Bloggers and activists currently in jail include Aliasghar Honarmand, who is the founder of Narenji, which specialises in gadget news, Abbas Vahedi, Hossein Nozari, Reza Nozari, Amir Sadeghpour, Mehdi Faryabi, Ehsan Paknejad and Malihe Nakhaei.
A former BBC project manager, who did not want to be named, told the Guardian: "I believe the arrests, especially of the Narenji team, to be part of the reaction of the hardliners within the Iranian establishment to the attempts of President Rouhani to move towards the opening up of cyberspace and the media sphere; and to relax the previous rigid attitude towards contacts with foreign institutions."
The arrests have also coincided with attempts by the BBC to obtain stronger operational presence in Iran.
"As the Revolutionary Guards are opposed in general to improved contacts with the west; and in particular to developing contacts with foreign media outlets, especially the BBC, it seems they have revived an old and discredited story in an attempt to undermine the president's initiatives in this sphere," said the former BBC staffer.

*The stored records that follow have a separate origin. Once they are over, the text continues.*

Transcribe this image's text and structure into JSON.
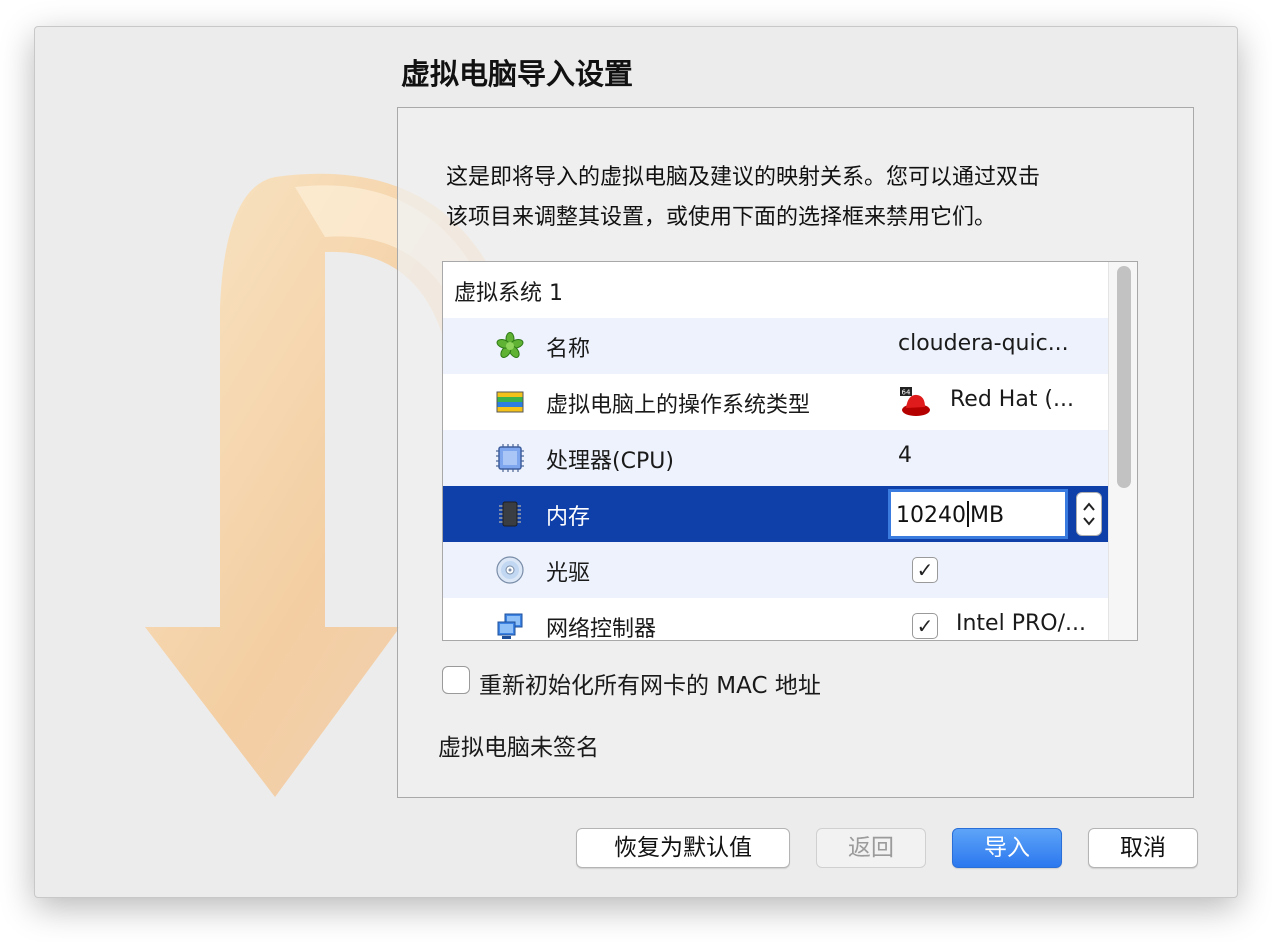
{
  "window": {
    "title": "虚拟电脑导入设置",
    "description_lines": [
      "这是即将导入的虚拟电脑及建议的映射关系。您可以通过双击",
      "该项目来调整其设置，或使用下面的选择框来禁用它们。"
    ]
  },
  "appliance": {
    "group_label": "虚拟系统 1",
    "rows": [
      {
        "icon": "name-asterisk-icon",
        "label": "名称",
        "value": "cloudera-quic..."
      },
      {
        "icon": "os-type-icon",
        "label": "虚拟电脑上的操作系统类型",
        "value": "Red Hat (...",
        "value_icon": "redhat-64-icon",
        "value_icon_text": "64"
      },
      {
        "icon": "cpu-icon",
        "label": "处理器(CPU)",
        "value": "4"
      },
      {
        "icon": "memory-chip-icon",
        "label": "内存",
        "value": "10240",
        "unit": "MB",
        "selected": true
      },
      {
        "icon": "optical-disc-icon",
        "label": "光驱",
        "checked": true,
        "check_mark": "✓"
      },
      {
        "icon": "network-icon",
        "label": "网络控制器",
        "checked": true,
        "check_mark": "✓",
        "value": "Intel PRO/..."
      }
    ]
  },
  "options": {
    "reinit_mac_label": "重新初始化所有网卡的 MAC 地址",
    "reinit_mac_checked": false
  },
  "status": {
    "signature_text": "虚拟电脑未签名"
  },
  "buttons": {
    "restore_defaults": "恢复为默认值",
    "back": "返回",
    "import": "导入",
    "cancel": "取消"
  },
  "colors": {
    "selection": "#0f3fa8",
    "alt_row": "#edf2fc",
    "primary_button": "#2b78ef",
    "focus_ring": "#3a7be0"
  }
}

"Additionally, after what have been in the eyes of the hardliners, unacceptable concessions by the government on the nuclear agenda, this could be part of a campaign to show that foreign policy compromises will not be matched by any accompanying liberalisation in the domestic sphere."
We, the undersigned urge the Iranian government to take all necessary steps to secure the immediate and unconditional release of Mehdi Faryabi and all other net citizens imprisoned, or released on bail but awaiting trial on politically-motivated charges of "anti-state activities."
We further urge the international community to bring all possible pressure to bear upon the Islamic Republic to guaranteed that these young professionals are released and spared any further political persecution from the Revolutionary Guards or any other police agency in Iran.
The Free Iranian Website Developer Mehdi Faryabi petition to United Nations, Ban Ki-Moon, Navi Pillay, OHCHR, Ahmed Shaheed, EU, European Parliament, was written by John S. Burke and is in the category Human Rights at GoPetition.